Crude oil is pacing for its worst weekly performance in the last three months as concerns about slowing global growth and a strengthening dollar have commodity traders hitting the sell button. And that has one group of traders very happy: short sellers.
"Open interest increased by 33,000 contacts on [Wednesday], so that's a significant addition of shorts," BNP Paribas' head of U.S. cash equity trading, Darren Wolfberg, said Thursday on CNBC's "Futures Now." Government data released Thursday showed U.S. supplies rose for the seventh straight week.

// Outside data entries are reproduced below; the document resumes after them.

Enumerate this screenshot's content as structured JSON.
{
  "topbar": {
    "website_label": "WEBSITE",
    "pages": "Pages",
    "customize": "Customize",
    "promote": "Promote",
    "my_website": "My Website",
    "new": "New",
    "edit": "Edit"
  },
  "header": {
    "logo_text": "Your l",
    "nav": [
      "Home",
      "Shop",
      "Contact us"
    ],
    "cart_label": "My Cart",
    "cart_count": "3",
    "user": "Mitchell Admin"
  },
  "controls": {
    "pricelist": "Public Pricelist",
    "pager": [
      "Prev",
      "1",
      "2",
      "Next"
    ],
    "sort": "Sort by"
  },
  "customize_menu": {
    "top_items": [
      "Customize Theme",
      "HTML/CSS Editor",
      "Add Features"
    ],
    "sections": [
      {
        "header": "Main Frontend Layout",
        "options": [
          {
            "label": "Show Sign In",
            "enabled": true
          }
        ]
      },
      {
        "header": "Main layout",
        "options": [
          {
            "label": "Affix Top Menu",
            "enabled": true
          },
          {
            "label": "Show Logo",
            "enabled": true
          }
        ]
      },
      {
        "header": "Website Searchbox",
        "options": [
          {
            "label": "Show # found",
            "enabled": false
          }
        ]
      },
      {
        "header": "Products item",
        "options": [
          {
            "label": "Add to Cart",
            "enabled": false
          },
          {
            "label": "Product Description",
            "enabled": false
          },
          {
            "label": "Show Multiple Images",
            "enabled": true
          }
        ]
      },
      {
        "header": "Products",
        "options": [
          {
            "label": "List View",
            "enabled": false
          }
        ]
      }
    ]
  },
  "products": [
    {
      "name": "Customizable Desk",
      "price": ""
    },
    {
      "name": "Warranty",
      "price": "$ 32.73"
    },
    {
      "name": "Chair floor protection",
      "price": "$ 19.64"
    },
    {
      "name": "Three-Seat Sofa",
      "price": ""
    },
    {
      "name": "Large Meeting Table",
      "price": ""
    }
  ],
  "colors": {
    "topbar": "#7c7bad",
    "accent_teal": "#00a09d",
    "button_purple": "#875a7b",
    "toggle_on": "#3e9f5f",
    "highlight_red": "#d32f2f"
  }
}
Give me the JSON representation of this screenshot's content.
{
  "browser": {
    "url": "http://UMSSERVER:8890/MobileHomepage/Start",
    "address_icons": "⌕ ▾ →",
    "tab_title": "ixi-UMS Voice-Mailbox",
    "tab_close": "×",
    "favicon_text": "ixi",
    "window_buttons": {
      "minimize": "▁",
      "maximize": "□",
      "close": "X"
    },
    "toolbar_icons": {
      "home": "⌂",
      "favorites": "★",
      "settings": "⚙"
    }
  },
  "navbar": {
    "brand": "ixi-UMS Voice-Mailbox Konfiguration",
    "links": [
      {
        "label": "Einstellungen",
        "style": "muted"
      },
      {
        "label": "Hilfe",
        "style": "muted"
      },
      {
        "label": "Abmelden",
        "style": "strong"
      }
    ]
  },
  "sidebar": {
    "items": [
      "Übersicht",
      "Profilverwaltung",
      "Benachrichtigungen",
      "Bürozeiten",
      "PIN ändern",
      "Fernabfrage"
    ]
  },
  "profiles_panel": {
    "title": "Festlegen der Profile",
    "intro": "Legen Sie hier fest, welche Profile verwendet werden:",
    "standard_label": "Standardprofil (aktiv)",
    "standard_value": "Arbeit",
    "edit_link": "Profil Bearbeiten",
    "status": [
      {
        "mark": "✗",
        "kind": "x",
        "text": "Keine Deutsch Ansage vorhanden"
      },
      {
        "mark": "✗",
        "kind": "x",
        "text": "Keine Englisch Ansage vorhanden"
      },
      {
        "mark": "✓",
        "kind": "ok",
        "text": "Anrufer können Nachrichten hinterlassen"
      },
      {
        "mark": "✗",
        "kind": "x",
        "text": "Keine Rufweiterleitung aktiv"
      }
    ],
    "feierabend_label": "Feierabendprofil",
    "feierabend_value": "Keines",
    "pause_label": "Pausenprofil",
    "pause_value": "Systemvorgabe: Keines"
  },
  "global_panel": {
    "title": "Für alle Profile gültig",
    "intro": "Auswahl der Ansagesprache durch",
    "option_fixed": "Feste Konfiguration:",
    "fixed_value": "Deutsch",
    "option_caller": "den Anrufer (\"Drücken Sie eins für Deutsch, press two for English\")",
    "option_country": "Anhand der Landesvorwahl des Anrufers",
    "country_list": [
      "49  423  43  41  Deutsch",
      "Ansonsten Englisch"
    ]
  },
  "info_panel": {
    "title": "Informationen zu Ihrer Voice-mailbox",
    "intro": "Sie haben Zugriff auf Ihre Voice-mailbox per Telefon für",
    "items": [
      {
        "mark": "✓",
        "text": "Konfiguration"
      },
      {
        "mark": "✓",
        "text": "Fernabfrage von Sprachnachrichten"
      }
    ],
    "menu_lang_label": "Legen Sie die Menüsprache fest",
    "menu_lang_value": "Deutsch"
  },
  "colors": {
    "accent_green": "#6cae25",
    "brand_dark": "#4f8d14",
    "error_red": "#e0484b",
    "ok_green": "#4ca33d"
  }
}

Wolfberg explained that when open interest rises on a day that an asset is down — crude oil fell 3 percent Wednesday — it means that traders are making new bets that the price will go lower. Conversely, he added that in early October, the increase in open interest was tied to a move higher in crude oil, reflecting more long positions.
"This is actually a good barometer to know the underlying flows of the marketplace," he said. When investors go short, they are betting a security or commodity will fall in value.